The transmission and distribution (T&D) equipment sector, which comprises 76 per cent of the 1,10,000 crore electrical industry has decelerated to 6.6 per cent in 2011-12, compared to 11.3 per cent and 13.7 per cent in 2009-10 and 2010-11 respectively.
However the generation equipment sector which contributes to 24 per cent of the total industry and has grown at a CAGR of 31.4 per cent in the last four years. Many analysts say the fall in growth of the sector is attributed to increase in imports.
Domestic electrical equipment manufacturing industry suffers a cost disadvantage of about 14 per cent compared to imports due to sales tax/VAT, entry tax/octroi, higher financing cost, lack of quality infrastructure, dependence on foreign sources for critical raw material and components.
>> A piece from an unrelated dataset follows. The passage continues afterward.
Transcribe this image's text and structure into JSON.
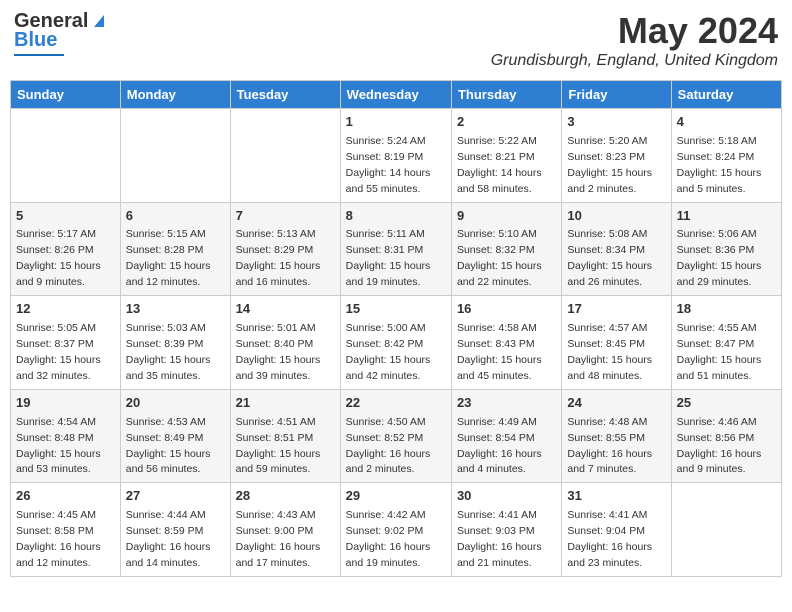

Import duties on most products are quite low and are being further lowered under the various FTAs signed by India.
All this has made imported electrical equipment more attractive to the Indian market, said Ramesh Chandak, president, Indian Electrical & Electronics Manufacturers’ Association (IEEMA).
Absence of a level playing field in India for the domestic industry to compete with imported electrical equipment is a clear and present threat. During the last five years, India’s imports of electrical equipment have increased at a CAGR of 28.28 per cent and were at $11 billion in 2010-11, he said.
There is a need of a holistic view and action plan required to enable the active growth of the industry. The government needs to address in a concerted manner the challenges being faced by India’s power sector which are impacting the industry ability to meet power generation capacity addition targets, which in turn, are adversely impacting the downstream T&D sector.
The government needs to provide fuel linkages and faster regulatory clearance for timely completion of power projects; bring out a clear and conducive land acquisition policy; improve fund availability to power sector; accelerate renovation and modernization activities and accelerate deployment of rural electrification schemes, said Ramesh.
There is need to setting up a domestic manufacturing facilities for several critical inputs used in the manufacture of electrical equipment which are not readily available domestically. The country is completely depending on imports for CRGO, which is a critical raw material for large generators/transformers.
The ambitious power development projects of the government necessitate setting up of a domestic CRGO manufacturing facility, he said.
To provide a level playing field, the government should immediately impose import duty on power equipment for mega and ultra-mega power projects over 1,000 MW (move recently initiated by PMO). There should be no further reduction in the present level of import duty on T&D equipment and generation equipment for non-mega projects.
Domestic electrical equipment industry’s interests should be protected under different FTAs being signed, he added.